▸ **What to work on**: Which lines of the records below contain the string "text"? Report each of them.

▸ **Dataset records**:
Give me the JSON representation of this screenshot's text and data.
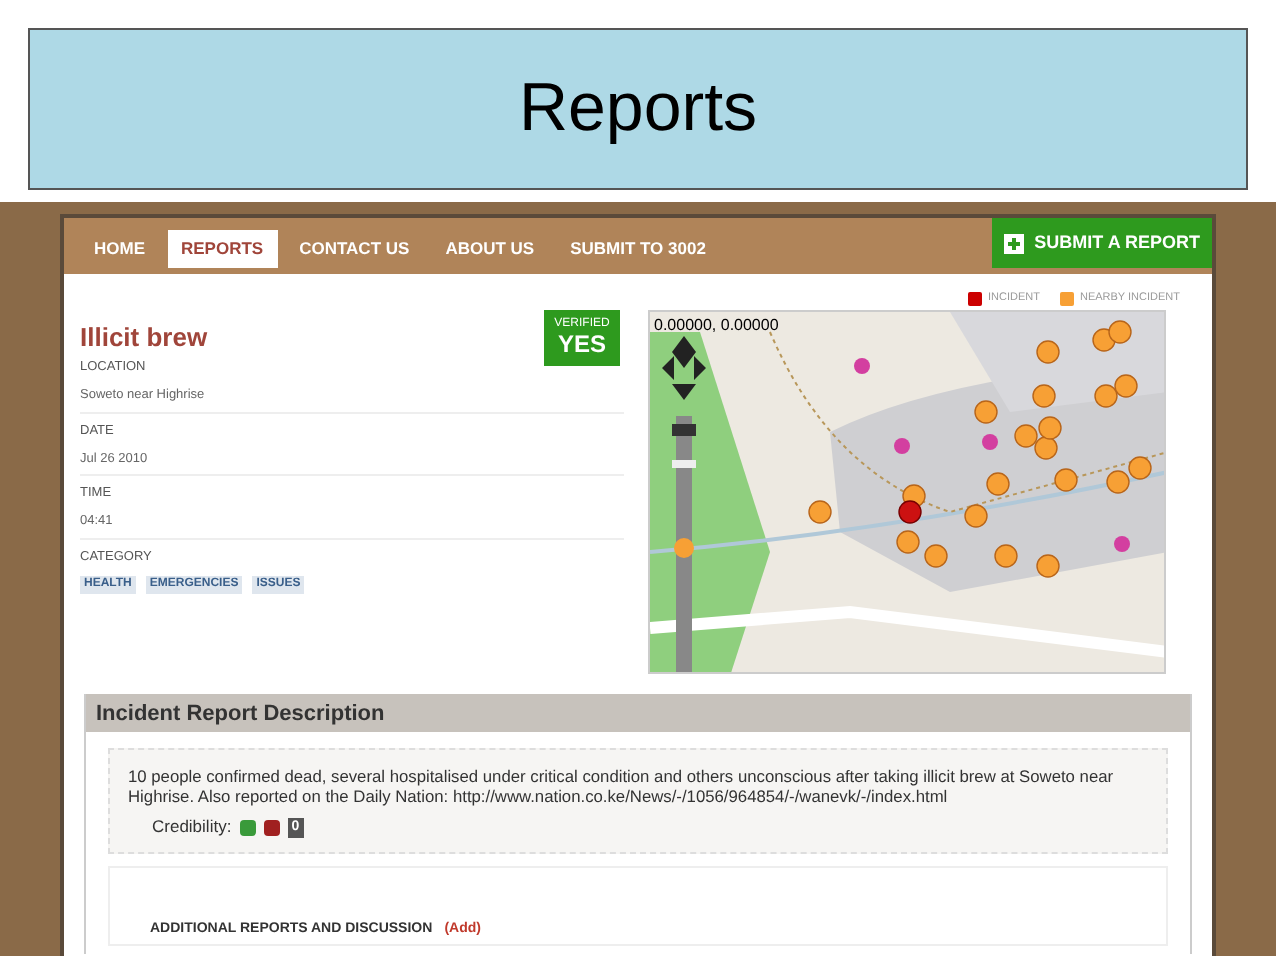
{
  "slide_title": "Reports",
  "nav": {
    "tabs": [
      {
        "label": "HOME",
        "selected": false
      },
      {
        "label": "REPORTS",
        "selected": true
      },
      {
        "label": "CONTACT US",
        "selected": false
      },
      {
        "label": "ABOUT US",
        "selected": false
      },
      {
        "label": "SUBMIT TO 3002",
        "selected": false
      }
    ],
    "submit_button": "SUBMIT A REPORT"
  },
  "legend": [
    {
      "label": "INCIDENT",
      "color": "#cc0000"
    },
    {
      "label": "NEARBY INCIDENT",
      "color": "#f7a035"
    }
  ],
  "report": {
    "title": "Illicit brew",
    "verified": {
      "label": "VERIFIED",
      "value": "YES"
    },
    "fields": [
      {
        "label": "LOCATION",
        "value": "Soweto near Highrise"
      },
      {
        "label": "DATE",
        "value": "Jul 26 2010"
      },
      {
        "label": "TIME",
        "value": "04:41"
      }
    ],
    "category_label": "CATEGORY",
    "categories": [
      "HEALTH",
      "EMERGENCIES",
      "ISSUES"
    ]
  },
  "map": {
    "coordinates": "0.00000, 0.00000"
  },
  "description": {
    "heading": "Incident Report Description",
    "text": "10 people confirmed dead, several hospitalised under critical condition and others unconscious after taking illicit brew at Soweto near Highrise. Also reported on the Daily Nation: http://www.nation.co.ke/News/-/1056/964854/-/wanevk/-/index.html",
    "credibility_label": "Credibility:",
    "credibility_count": "0"
  },
  "discussion": {
    "heading": "ADDITIONAL REPORTS AND DISCUSSION",
    "add_link": "(Add)"
  }
}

▸ **Exercise answer**:
Give me the JSON representation of this screenshot's text and data.
    "text": "10 people confirmed dead, several hospitalised under critical condition and others unconscious after taking illicit brew at Soweto near Highrise. Also reported on the Daily Nation: http://www.nation.co.ke/News/-/1056/964854/-/wanevk/-/index.html",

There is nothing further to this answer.